Boomer Marketer, Heal Thyself

The writer of this article makes an interesting observation.
Perhaps the problem (the lack of attention given to older consumers) was not the young agency creatives or the media planners but the Boomer experts themselves: perhaps, our own marketing practices contradict the very advice we dole out, serving only to reinforce rather than dispel stereotypes of what it means to market to Boomers.

Perhaps, if we want to convince the youthful decision makers, we should start with ourselves. We should look at our own sites, blogs and advice to see if we are "walking" the talk. Are we following our own advice?
The author then goes on to make three observations about bad practice,

1. Copy and creatives that equate a Boomer with a senior -- even though studies show that Boomers hate being labelled "senior."

OK, I have searched through my web site for the word ‘senior’. Other than where it appears as quote in a blog I don’t think I am guilty of that one.

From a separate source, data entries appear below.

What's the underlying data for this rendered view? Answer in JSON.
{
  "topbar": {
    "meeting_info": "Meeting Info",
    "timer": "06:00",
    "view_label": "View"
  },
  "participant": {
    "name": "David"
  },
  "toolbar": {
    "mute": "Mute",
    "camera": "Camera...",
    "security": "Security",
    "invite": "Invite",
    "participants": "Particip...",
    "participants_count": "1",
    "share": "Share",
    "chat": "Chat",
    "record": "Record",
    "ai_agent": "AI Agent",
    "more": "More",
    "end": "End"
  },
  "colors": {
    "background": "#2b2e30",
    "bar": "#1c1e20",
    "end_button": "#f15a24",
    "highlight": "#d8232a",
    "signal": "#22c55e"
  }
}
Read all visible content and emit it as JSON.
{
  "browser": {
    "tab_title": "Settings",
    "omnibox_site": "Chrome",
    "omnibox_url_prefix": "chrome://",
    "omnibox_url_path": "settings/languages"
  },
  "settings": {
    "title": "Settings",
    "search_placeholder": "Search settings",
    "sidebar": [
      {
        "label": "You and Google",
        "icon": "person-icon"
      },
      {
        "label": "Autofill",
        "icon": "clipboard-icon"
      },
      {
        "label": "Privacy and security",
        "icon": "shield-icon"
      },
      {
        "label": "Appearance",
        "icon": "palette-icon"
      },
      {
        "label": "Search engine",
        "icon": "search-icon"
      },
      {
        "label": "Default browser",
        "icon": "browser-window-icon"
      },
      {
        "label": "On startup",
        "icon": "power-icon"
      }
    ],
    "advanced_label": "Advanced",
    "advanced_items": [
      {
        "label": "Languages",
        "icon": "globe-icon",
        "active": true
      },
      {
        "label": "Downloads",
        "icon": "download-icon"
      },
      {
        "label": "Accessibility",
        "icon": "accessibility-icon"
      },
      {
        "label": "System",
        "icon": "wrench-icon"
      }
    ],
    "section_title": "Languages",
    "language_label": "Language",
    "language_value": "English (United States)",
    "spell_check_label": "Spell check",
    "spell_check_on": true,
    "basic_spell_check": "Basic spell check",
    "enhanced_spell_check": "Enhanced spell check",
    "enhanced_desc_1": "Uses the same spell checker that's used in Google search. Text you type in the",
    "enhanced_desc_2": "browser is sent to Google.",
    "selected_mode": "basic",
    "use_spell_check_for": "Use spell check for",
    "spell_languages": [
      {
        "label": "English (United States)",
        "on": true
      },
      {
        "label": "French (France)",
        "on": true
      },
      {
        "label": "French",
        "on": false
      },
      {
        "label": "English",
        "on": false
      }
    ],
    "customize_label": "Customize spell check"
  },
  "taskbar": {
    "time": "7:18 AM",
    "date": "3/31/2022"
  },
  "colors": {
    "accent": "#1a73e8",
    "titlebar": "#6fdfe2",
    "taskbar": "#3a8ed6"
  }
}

2. Advice that highlights fear, not aspiration, to motivate Boomers.

I might be a tad guilty of this one, but then us 50-plus in the UK have a lot to be fearful about. If the thought of Gordon Brown being in anyway connected with running the country for the next 5 years isn't enough to make you fearful I don’t know what is!

3. An assumption that aging is a destination, not a journey.

Not guilty of this one. I perhaps wouldn’t use such a sickly phrase “destination not a journey” but I know what the author means.

I have my own views about what is wrong with the way many of ‘us’ talk about marketing to older consumers. Four years ago I wrote and article called “Not another article about marketing to the over 50s” that documented some of my gripes. I would change things a bit if I was writing it again but a lot of the observations are still true. Dick Stroud

1 comment:

Healthy Aging said...

These really are pretty bad but rampant misnomers. Especially, the word "senior". Who would like that term? Isn't marketing supposed to incite want and desire?

What can we do but ignore the noise.
Cheers,
Samantha